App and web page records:
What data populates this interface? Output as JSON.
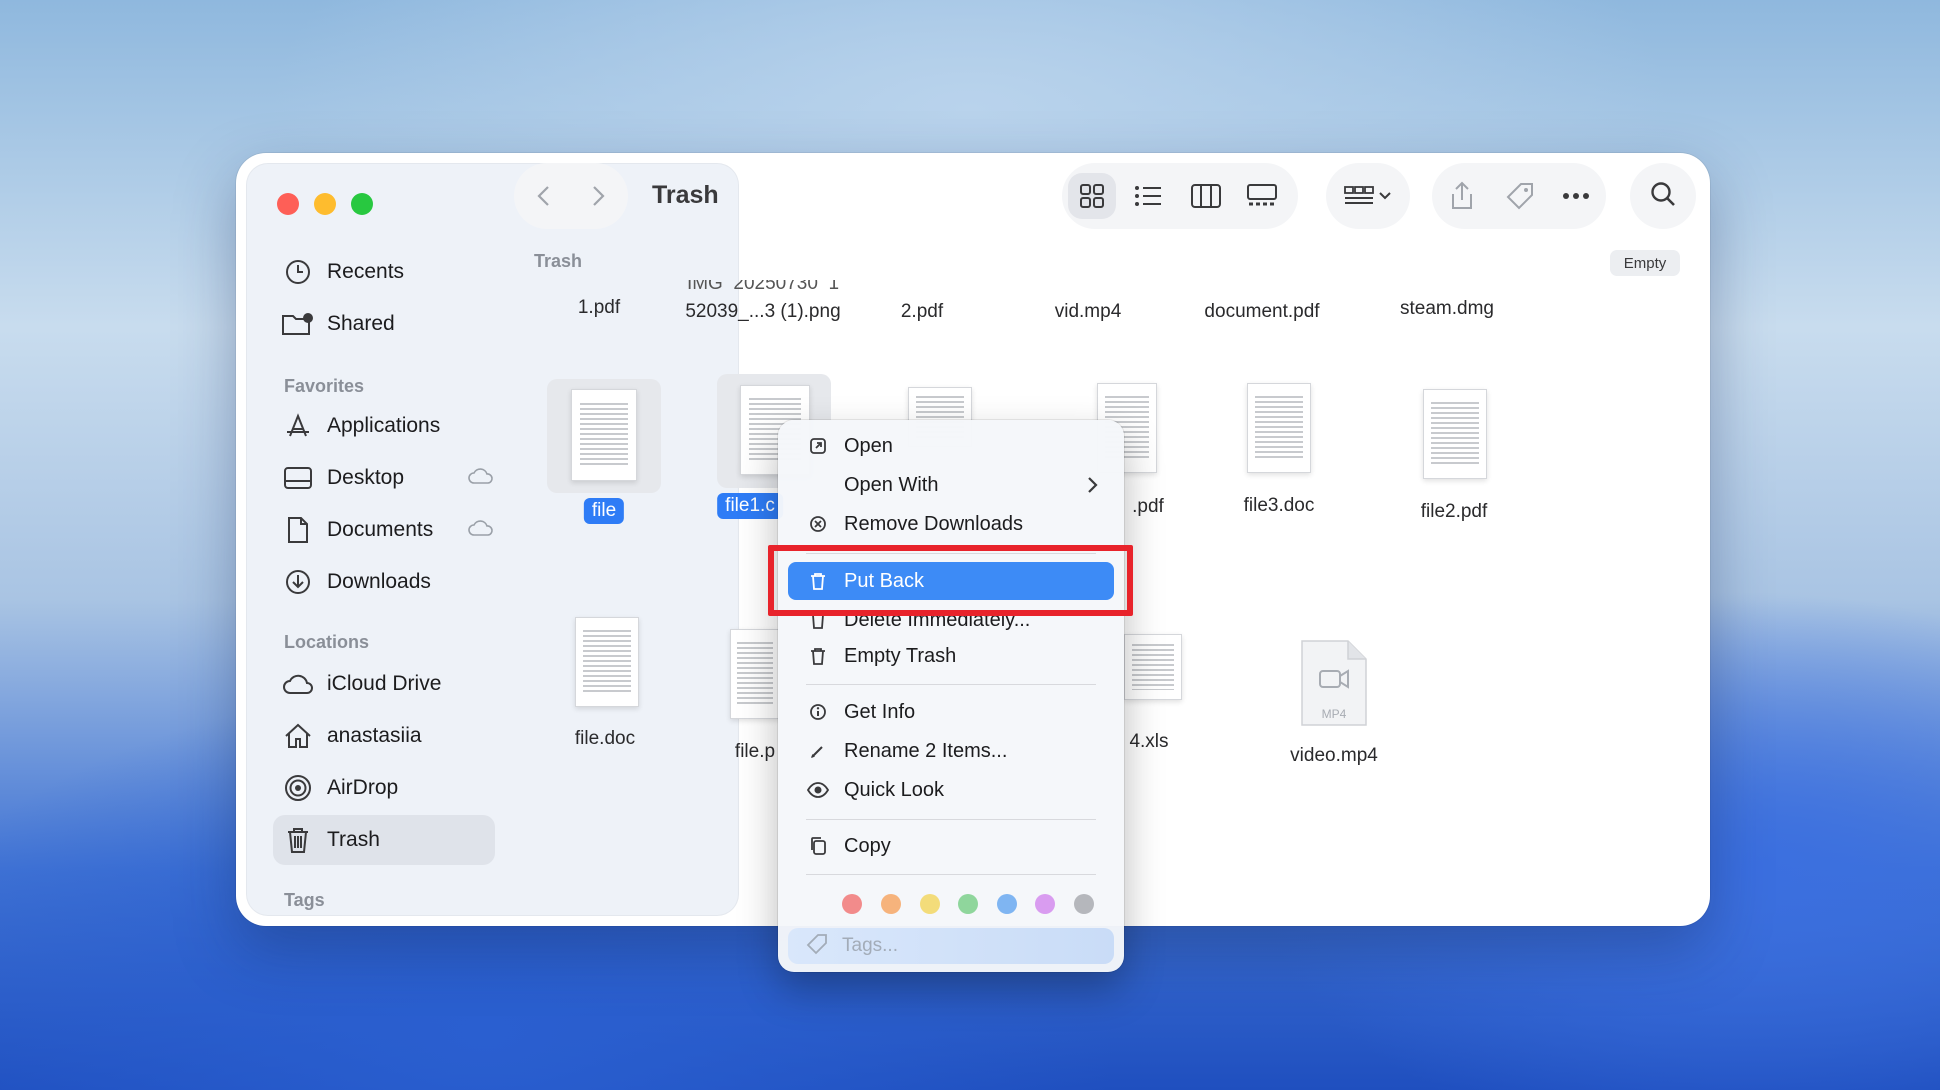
{
  "window": {
    "title": "Trash"
  },
  "sidebar": {
    "top_items": [
      {
        "label": "Recents",
        "icon": "clock-icon"
      },
      {
        "label": "Shared",
        "icon": "shared-folder-icon"
      }
    ],
    "favorites_title": "Favorites",
    "favorites": [
      {
        "label": "Applications",
        "icon": "applications-icon"
      },
      {
        "label": "Desktop",
        "icon": "desktop-icon"
      },
      {
        "label": "Documents",
        "icon": "document-icon"
      },
      {
        "label": "Downloads",
        "icon": "download-icon"
      }
    ],
    "locations_title": "Locations",
    "locations": [
      {
        "label": "iCloud Drive",
        "icon": "cloud-icon"
      },
      {
        "label": "anastasiia",
        "icon": "home-icon"
      },
      {
        "label": "AirDrop",
        "icon": "airdrop-icon"
      },
      {
        "label": "Trash",
        "icon": "trash-icon",
        "selected": true
      }
    ],
    "tags_title": "Tags"
  },
  "content": {
    "path_label": "Trash",
    "empty_button": "Empty",
    "row1": [
      "1.pdf",
      "52039_...3 (1).png",
      "2.pdf",
      "vid.mp4",
      "document.pdf",
      "steam.dmg"
    ],
    "row1_partial": "IMG_20250730_1",
    "row2": [
      "file",
      "file1.c",
      ".pdf",
      "file3.doc",
      "file2.pdf"
    ],
    "row3": [
      "file.doc",
      "file.p",
      "4.xls",
      "video.mp4"
    ],
    "mp4_badge": "MP4"
  },
  "context_menu": {
    "items": [
      {
        "label": "Open",
        "icon": "open-icon"
      },
      {
        "label": "Open With",
        "icon": "none"
      },
      {
        "label": "Remove Downloads",
        "icon": "remove-circle-icon"
      },
      {
        "label": "Put Back",
        "icon": "trash-icon",
        "highlighted": true
      },
      {
        "label": "Delete Immediately...",
        "icon": "trash-icon"
      },
      {
        "label": "Empty Trash",
        "icon": "trash-icon"
      },
      {
        "label": "Get Info",
        "icon": "info-icon"
      },
      {
        "label": "Rename 2 Items...",
        "icon": "pencil-icon"
      },
      {
        "label": "Quick Look",
        "icon": "eye-icon"
      },
      {
        "label": "Copy",
        "icon": "copy-icon"
      }
    ],
    "tag_colors": [
      "#f28b8b",
      "#f6b37c",
      "#f3dc7a",
      "#8fd69c",
      "#7fb5f2",
      "#d99cf0",
      "#b5b7bc"
    ],
    "tags_placeholder": "Tags..."
  },
  "colors": {
    "accent": "#2e7cf6",
    "highlight_border": "#e8232b"
  }
}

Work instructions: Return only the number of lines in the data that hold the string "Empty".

Reply to the task: 2